Data records for software interfaces>

#####

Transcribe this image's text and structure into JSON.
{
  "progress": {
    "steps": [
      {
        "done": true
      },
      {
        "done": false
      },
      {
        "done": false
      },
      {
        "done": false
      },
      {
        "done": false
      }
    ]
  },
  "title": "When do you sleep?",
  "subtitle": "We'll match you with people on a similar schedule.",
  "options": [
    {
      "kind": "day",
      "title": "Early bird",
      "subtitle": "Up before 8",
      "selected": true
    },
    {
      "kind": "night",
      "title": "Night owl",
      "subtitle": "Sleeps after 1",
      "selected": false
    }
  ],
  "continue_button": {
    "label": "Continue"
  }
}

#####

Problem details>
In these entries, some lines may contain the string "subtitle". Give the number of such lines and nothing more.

Task solution>
3